Problem.
No pictures are to be included when the entries below are reproduced exactly.
** Extracted entries follows **
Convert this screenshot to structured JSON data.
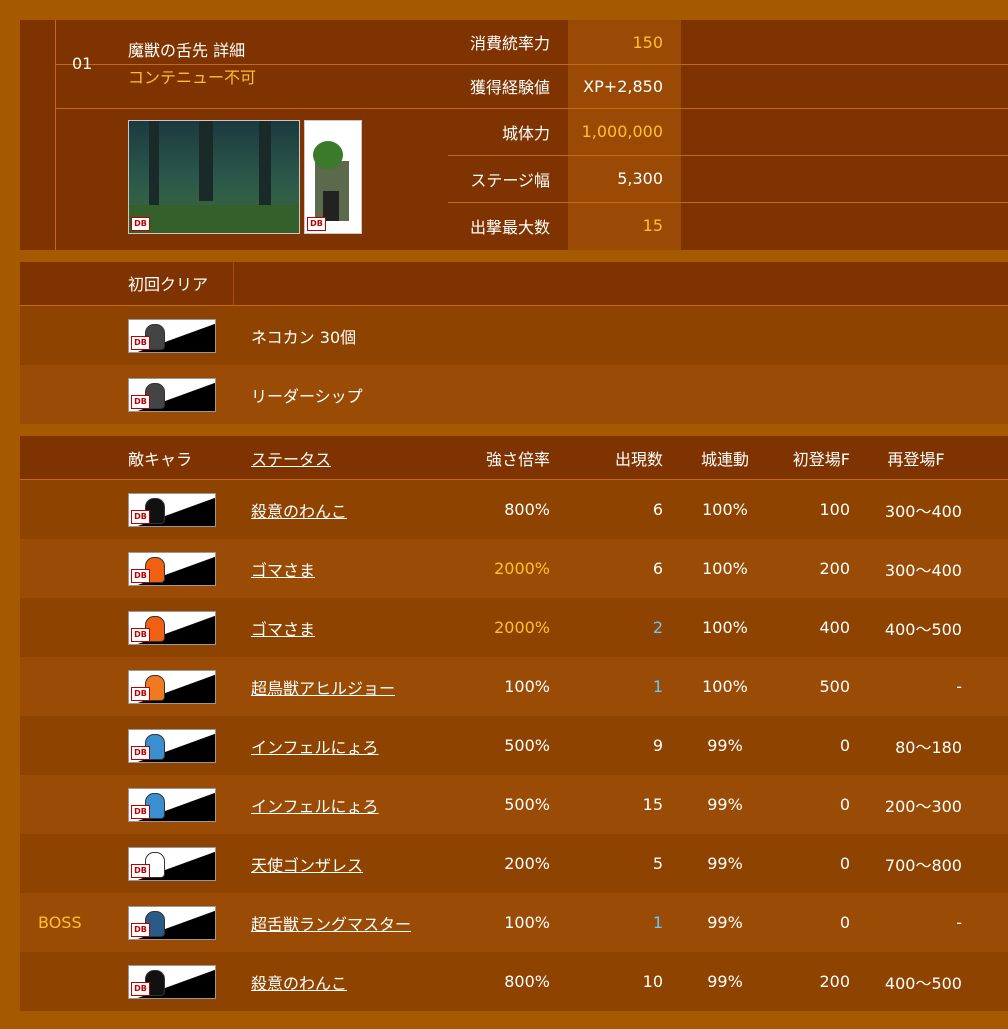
{
  "stage": {
    "number": "01",
    "title": "魔獣の舌先 詳細",
    "note": "コンテニュー不可",
    "stats": [
      {
        "label": "消費統率力",
        "value": "150",
        "highlight": true
      },
      {
        "label": "獲得経験値",
        "value": "XP+2,850",
        "highlight": false
      },
      {
        "label": "城体力",
        "value": "1,000,000",
        "highlight": true
      },
      {
        "label": "ステージ幅",
        "value": "5,300",
        "highlight": false
      },
      {
        "label": "出撃最大数",
        "value": "15",
        "highlight": true
      }
    ],
    "background_badge": "DB",
    "castle_badge": "DB"
  },
  "rewards": {
    "header": "初回クリア",
    "items": [
      {
        "name": "ネコカン 30個",
        "icon": "cat-food-icon",
        "badge": "DB"
      },
      {
        "name": "リーダーシップ",
        "icon": "leadership-icon",
        "badge": "DB"
      }
    ]
  },
  "enemies": {
    "headers": {
      "enemy": "敵キャラ",
      "status": "ステータス",
      "mag": "強さ倍率",
      "count": "出現数",
      "castle": "城連動",
      "first": "初登場F",
      "respawn": "再登場F"
    },
    "rows": [
      {
        "boss": "",
        "name": "殺意のわんこ",
        "mag": "800%",
        "mag_hl": false,
        "count": "6",
        "count_hl": false,
        "castle": "100%",
        "first": "100",
        "respawn": "300〜400",
        "icon": "black-dog-icon",
        "color": "#111111"
      },
      {
        "boss": "",
        "name": "ゴマさま",
        "mag": "2000%",
        "mag_hl": true,
        "count": "6",
        "count_hl": false,
        "castle": "100%",
        "first": "200",
        "respawn": "300〜400",
        "icon": "orange-seal-icon",
        "color": "#f06010"
      },
      {
        "boss": "",
        "name": "ゴマさま",
        "mag": "2000%",
        "mag_hl": true,
        "count": "2",
        "count_hl": true,
        "castle": "100%",
        "first": "400",
        "respawn": "400〜500",
        "icon": "orange-seal-icon",
        "color": "#f06010"
      },
      {
        "boss": "",
        "name": "超鳥獣アヒルジョー",
        "mag": "100%",
        "mag_hl": false,
        "count": "1",
        "count_hl": true,
        "castle": "100%",
        "first": "500",
        "respawn": "-",
        "icon": "orange-duck-icon",
        "color": "#f07a20"
      },
      {
        "boss": "",
        "name": "インフェルにょろ",
        "mag": "500%",
        "mag_hl": false,
        "count": "9",
        "count_hl": false,
        "castle": "99%",
        "first": "0",
        "respawn": "80〜180",
        "icon": "blue-snake-icon",
        "color": "#3a8fd0"
      },
      {
        "boss": "",
        "name": "インフェルにょろ",
        "mag": "500%",
        "mag_hl": false,
        "count": "15",
        "count_hl": false,
        "castle": "99%",
        "first": "0",
        "respawn": "200〜300",
        "icon": "blue-snake-icon",
        "color": "#3a8fd0"
      },
      {
        "boss": "",
        "name": "天使ゴンザレス",
        "mag": "200%",
        "mag_hl": false,
        "count": "5",
        "count_hl": false,
        "castle": "99%",
        "first": "0",
        "respawn": "700〜800",
        "icon": "angel-icon",
        "color": "#ffffff"
      },
      {
        "boss": "BOSS",
        "name": "超舌獣ラングマスター",
        "mag": "100%",
        "mag_hl": false,
        "count": "1",
        "count_hl": true,
        "castle": "99%",
        "first": "0",
        "respawn": "-",
        "icon": "tongue-beast-icon",
        "color": "#2a5a88"
      },
      {
        "boss": "",
        "name": "殺意のわんこ",
        "mag": "800%",
        "mag_hl": false,
        "count": "10",
        "count_hl": false,
        "castle": "99%",
        "first": "200",
        "respawn": "400〜500",
        "icon": "black-dog-icon",
        "color": "#111111"
      }
    ]
  }
}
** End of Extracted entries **
Solution to this task.
Convert this screenshot to structured JSON data.
{
  "stage": {
    "number": "01",
    "title": "魔獣の舌先 詳細",
    "note": "コンテニュー不可",
    "stats": [
      {
        "label": "消費統率力",
        "value": "150",
        "highlight": true
      },
      {
        "label": "獲得経験値",
        "value": "XP+2,850",
        "highlight": false
      },
      {
        "label": "城体力",
        "value": "1,000,000",
        "highlight": true
      },
      {
        "label": "ステージ幅",
        "value": "5,300",
        "highlight": false
      },
      {
        "label": "出撃最大数",
        "value": "15",
        "highlight": true
      }
    ],
    "background_badge": "DB",
    "castle_badge": "DB"
  },
  "rewards": {
    "header": "初回クリア",
    "items": [
      {
        "name": "ネコカン 30個",
        "icon": "cat-food-icon",
        "badge": "DB"
      },
      {
        "name": "リーダーシップ",
        "icon": "leadership-icon",
        "badge": "DB"
      }
    ]
  },
  "enemies": {
    "headers": {
      "enemy": "敵キャラ",
      "status": "ステータス",
      "mag": "強さ倍率",
      "count": "出現数",
      "castle": "城連動",
      "first": "初登場F",
      "respawn": "再登場F"
    },
    "rows": [
      {
        "boss": "",
        "name": "殺意のわんこ",
        "mag": "800%",
        "mag_hl": false,
        "count": "6",
        "count_hl": false,
        "castle": "100%",
        "first": "100",
        "respawn": "300〜400",
        "icon": "black-dog-icon",
        "color": "#111111"
      },
      {
        "boss": "",
        "name": "ゴマさま",
        "mag": "2000%",
        "mag_hl": true,
        "count": "6",
        "count_hl": false,
        "castle": "100%",
        "first": "200",
        "respawn": "300〜400",
        "icon": "orange-seal-icon",
        "color": "#f06010"
      },
      {
        "boss": "",
        "name": "ゴマさま",
        "mag": "2000%",
        "mag_hl": true,
        "count": "2",
        "count_hl": true,
        "castle": "100%",
        "first": "400",
        "respawn": "400〜500",
        "icon": "orange-seal-icon",
        "color": "#f06010"
      },
      {
        "boss": "",
        "name": "超鳥獣アヒルジョー",
        "mag": "100%",
        "mag_hl": false,
        "count": "1",
        "count_hl": true,
        "castle": "100%",
        "first": "500",
        "respawn": "-",
        "icon": "orange-duck-icon",
        "color": "#f07a20"
      },
      {
        "boss": "",
        "name": "インフェルにょろ",
        "mag": "500%",
        "mag_hl": false,
        "count": "9",
        "count_hl": false,
        "castle": "99%",
        "first": "0",
        "respawn": "80〜180",
        "icon": "blue-snake-icon",
        "color": "#3a8fd0"
      },
      {
        "boss": "",
        "name": "インフェルにょろ",
        "mag": "500%",
        "mag_hl": false,
        "count": "15",
        "count_hl": false,
        "castle": "99%",
        "first": "0",
        "respawn": "200〜300",
        "icon": "blue-snake-icon",
        "color": "#3a8fd0"
      },
      {
        "boss": "",
        "name": "天使ゴンザレス",
        "mag": "200%",
        "mag_hl": false,
        "count": "5",
        "count_hl": false,
        "castle": "99%",
        "first": "0",
        "respawn": "700〜800",
        "icon": "angel-icon",
        "color": "#ffffff"
      },
      {
        "boss": "BOSS",
        "name": "超舌獣ラングマスター",
        "mag": "100%",
        "mag_hl": false,
        "count": "1",
        "count_hl": true,
        "castle": "99%",
        "first": "0",
        "respawn": "-",
        "icon": "tongue-beast-icon",
        "color": "#2a5a88"
      },
      {
        "boss": "",
        "name": "殺意のわんこ",
        "mag": "800%",
        "mag_hl": false,
        "count": "10",
        "count_hl": false,
        "castle": "99%",
        "first": "200",
        "respawn": "400〜500",
        "icon": "black-dog-icon",
        "color": "#111111"
      }
    ]
  }
}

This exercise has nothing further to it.